  • Mistry D, Atkinson H; An itchy ear that became painful. BMJ. 2009 Sep 16 339:b3632. doi: 10.1136/bmj.b3632.
  1. Erkalp K, Kalekoglu Erkalp N, Ozdemir H; Acute otalgia during sleep (live insect in the ear): a case report. Agri. 2009 Jan 21(1):36-8.
  2. Kumon Y, Kakigi A, Sugiura T; Clinical images: Otalgia, an unusual complication of Sjogren's syndrome. Arthritis Rheum. 2009 Aug 60(8):2542.
  3. Thotappa LH, Doni BR; Oropharyngeal styloids: an unusual presentation. Indian J Dent Res. 2012 Jul-Aug 23(4):559. doi: 10.4103/0970-9290.104980.
  4. Moonis G, Hwang CJ, Ahmed T, et al; Otologic manifestations of petrous carotid aneurysms. AJNR Am J Neuroradiol. 2005 Jun-Jul 26(6):1324-7.
  5. Majumdar S, Wu K, Bateman ND, et al; Diagnosis and management of otalgia in children.
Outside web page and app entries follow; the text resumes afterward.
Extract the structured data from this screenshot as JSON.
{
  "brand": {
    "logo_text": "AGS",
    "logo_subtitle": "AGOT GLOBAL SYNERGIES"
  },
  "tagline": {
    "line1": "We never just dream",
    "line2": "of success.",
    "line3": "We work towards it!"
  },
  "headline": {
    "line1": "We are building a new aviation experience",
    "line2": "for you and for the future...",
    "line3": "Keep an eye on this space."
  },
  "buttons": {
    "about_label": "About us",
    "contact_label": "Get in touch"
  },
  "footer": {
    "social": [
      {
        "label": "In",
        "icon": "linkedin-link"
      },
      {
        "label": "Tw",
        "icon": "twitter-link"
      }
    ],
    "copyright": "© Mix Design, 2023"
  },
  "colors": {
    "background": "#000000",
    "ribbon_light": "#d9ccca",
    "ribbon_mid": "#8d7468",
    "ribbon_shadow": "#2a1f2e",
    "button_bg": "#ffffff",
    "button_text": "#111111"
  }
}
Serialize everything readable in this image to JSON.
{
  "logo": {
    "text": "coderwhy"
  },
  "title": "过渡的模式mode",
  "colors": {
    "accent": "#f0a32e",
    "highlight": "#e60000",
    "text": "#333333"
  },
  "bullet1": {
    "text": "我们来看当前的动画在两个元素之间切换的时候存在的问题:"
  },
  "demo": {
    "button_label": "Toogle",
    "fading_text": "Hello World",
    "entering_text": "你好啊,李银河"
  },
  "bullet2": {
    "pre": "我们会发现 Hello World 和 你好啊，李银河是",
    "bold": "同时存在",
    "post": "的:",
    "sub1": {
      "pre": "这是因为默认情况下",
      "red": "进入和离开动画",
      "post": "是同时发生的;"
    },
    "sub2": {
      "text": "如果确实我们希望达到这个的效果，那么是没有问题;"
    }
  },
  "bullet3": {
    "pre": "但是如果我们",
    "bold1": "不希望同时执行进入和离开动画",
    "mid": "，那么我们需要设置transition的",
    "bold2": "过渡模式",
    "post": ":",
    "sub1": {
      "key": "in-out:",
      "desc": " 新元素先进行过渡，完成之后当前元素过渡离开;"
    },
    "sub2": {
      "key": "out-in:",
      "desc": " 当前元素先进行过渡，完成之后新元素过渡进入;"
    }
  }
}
Arch Dis Child Educ Pract Ed. 2009 Apr 94(2):33-6.
  6. Charlett SD, Coatesworth AP; Referred otalgia: a structured approach to diagnosis and treatment. Int J Clin Pract. 2007 Jun 61(6):1015-21.
Author:
Dr Laurence Knott
Peer Reviewer:
Dr Helen Huins
Document ID:
2551 (v22)
Last Checked:
13 January 2014
Next Review:
12 January 2019

Disclaimer: This article is for information only and should not be used for the diagnosis or treatment of medical conditions. Patient Platform Limited has used all reasonable care in compiling the information but make no warranty as to its accuracy. Consult a doctor or other health care professional for diagnosis and treatment of medical conditions. For details see our conditions.